**DATA TO EXAMINE**
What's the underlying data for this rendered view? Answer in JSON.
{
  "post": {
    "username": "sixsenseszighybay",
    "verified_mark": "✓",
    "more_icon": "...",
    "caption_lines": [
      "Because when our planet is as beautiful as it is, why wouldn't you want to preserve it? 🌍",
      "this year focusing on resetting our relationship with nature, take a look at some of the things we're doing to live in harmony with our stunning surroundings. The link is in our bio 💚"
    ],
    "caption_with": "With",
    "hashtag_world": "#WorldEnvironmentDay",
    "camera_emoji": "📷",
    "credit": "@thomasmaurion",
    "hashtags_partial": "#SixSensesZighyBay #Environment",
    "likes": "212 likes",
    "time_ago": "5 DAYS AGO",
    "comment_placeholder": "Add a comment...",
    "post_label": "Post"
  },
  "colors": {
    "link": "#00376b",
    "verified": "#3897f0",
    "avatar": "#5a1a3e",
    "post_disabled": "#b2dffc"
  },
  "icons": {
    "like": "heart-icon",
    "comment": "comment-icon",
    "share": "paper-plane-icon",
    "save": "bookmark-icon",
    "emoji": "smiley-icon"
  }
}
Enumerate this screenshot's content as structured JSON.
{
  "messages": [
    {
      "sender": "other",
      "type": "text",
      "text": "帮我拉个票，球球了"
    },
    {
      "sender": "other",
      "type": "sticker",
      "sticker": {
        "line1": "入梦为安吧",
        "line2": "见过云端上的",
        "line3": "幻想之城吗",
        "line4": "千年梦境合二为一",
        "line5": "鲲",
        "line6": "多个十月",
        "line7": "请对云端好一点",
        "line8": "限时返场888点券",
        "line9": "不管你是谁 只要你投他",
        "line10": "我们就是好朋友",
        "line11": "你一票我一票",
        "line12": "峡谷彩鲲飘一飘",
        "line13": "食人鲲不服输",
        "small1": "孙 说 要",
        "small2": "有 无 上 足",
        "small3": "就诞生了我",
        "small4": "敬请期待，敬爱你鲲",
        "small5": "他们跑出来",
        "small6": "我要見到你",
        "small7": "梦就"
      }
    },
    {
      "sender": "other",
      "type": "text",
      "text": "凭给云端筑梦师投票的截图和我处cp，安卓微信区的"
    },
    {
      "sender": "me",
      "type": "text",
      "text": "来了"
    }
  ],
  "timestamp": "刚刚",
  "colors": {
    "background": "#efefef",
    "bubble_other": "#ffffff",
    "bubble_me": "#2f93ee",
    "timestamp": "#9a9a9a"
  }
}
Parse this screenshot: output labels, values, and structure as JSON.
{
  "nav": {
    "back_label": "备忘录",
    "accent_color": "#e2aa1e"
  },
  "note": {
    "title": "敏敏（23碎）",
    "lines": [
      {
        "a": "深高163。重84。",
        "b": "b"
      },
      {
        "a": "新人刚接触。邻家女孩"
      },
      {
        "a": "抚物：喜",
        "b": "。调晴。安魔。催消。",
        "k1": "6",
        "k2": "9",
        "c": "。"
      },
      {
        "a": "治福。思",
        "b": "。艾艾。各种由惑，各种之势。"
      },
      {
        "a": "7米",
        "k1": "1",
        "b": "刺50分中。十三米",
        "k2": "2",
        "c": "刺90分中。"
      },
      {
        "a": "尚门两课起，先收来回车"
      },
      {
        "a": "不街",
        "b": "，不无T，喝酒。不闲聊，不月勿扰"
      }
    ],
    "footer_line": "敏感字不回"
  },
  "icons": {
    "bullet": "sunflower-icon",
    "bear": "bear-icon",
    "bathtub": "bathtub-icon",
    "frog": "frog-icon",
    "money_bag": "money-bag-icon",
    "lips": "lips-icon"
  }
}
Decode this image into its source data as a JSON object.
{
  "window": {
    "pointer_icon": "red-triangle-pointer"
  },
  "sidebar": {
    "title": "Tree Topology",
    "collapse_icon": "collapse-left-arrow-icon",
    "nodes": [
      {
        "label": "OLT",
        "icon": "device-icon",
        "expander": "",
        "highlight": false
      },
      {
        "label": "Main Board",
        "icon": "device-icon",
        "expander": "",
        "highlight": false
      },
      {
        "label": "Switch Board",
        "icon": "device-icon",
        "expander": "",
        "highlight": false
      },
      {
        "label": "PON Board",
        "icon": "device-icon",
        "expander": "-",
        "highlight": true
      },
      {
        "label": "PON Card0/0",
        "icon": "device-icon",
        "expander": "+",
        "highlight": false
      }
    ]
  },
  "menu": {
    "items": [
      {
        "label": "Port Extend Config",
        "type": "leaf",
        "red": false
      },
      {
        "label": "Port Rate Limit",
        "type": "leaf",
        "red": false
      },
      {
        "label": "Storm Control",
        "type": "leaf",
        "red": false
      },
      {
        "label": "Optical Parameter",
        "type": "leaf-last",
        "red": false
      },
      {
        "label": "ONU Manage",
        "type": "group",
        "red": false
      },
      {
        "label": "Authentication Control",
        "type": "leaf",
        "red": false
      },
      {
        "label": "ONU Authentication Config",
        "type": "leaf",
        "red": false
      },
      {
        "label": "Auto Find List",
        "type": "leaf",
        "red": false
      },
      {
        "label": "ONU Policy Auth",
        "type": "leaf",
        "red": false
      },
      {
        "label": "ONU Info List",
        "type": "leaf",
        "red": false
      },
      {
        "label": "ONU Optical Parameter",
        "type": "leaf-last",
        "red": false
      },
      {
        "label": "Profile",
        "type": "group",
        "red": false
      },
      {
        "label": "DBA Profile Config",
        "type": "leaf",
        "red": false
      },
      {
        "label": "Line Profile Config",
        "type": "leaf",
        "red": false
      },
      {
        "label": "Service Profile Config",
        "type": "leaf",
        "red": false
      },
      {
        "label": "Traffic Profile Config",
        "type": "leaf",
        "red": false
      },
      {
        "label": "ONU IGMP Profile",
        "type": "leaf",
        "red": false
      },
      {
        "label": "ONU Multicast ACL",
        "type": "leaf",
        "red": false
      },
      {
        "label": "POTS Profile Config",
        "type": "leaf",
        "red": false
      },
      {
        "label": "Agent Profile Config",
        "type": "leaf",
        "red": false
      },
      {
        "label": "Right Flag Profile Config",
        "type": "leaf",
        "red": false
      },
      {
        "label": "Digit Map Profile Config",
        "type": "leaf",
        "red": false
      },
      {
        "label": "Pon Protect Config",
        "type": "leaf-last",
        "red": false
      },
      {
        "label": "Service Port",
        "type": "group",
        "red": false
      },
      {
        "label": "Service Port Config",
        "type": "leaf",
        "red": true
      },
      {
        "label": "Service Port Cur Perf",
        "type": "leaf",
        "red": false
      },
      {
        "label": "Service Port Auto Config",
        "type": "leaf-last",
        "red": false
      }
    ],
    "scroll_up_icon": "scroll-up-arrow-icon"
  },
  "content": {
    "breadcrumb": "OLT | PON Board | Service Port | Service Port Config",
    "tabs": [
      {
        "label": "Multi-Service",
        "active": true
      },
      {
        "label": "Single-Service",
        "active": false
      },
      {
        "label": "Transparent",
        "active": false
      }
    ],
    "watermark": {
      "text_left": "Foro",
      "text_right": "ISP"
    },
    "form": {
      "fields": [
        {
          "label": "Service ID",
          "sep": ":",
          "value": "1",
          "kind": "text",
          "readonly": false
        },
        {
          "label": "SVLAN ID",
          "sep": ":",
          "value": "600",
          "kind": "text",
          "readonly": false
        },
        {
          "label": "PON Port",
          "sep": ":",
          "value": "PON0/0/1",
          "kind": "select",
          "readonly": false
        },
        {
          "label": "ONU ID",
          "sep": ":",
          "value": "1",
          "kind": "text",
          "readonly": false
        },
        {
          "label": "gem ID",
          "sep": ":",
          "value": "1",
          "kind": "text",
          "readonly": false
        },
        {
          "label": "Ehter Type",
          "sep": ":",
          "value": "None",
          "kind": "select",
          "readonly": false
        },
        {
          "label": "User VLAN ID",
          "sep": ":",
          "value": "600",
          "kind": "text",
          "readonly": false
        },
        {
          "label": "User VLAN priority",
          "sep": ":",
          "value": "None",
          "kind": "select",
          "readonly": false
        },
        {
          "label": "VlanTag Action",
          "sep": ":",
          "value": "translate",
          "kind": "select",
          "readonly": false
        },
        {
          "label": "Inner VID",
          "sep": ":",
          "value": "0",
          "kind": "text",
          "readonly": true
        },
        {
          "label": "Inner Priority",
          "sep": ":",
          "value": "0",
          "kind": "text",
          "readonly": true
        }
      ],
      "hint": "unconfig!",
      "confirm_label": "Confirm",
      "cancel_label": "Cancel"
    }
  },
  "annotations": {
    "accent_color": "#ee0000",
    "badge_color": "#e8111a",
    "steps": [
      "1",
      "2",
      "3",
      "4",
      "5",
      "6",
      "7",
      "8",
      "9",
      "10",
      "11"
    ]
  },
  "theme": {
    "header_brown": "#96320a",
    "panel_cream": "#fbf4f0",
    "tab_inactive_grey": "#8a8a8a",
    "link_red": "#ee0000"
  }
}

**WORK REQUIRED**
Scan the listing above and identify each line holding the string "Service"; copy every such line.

**RESULT**
        "label": "Service Profile Config",
        "label": "Service Port",
        "label": "Service Port Config",
        "label": "Service Port Cur Perf",
        "label": "Service Port Auto Config",
    "breadcrumb": "OLT | PON Board | Service Port | Service Port Config",
        "label": "Multi-Service",
        "label": "Single-Service",
          "label": "Service ID",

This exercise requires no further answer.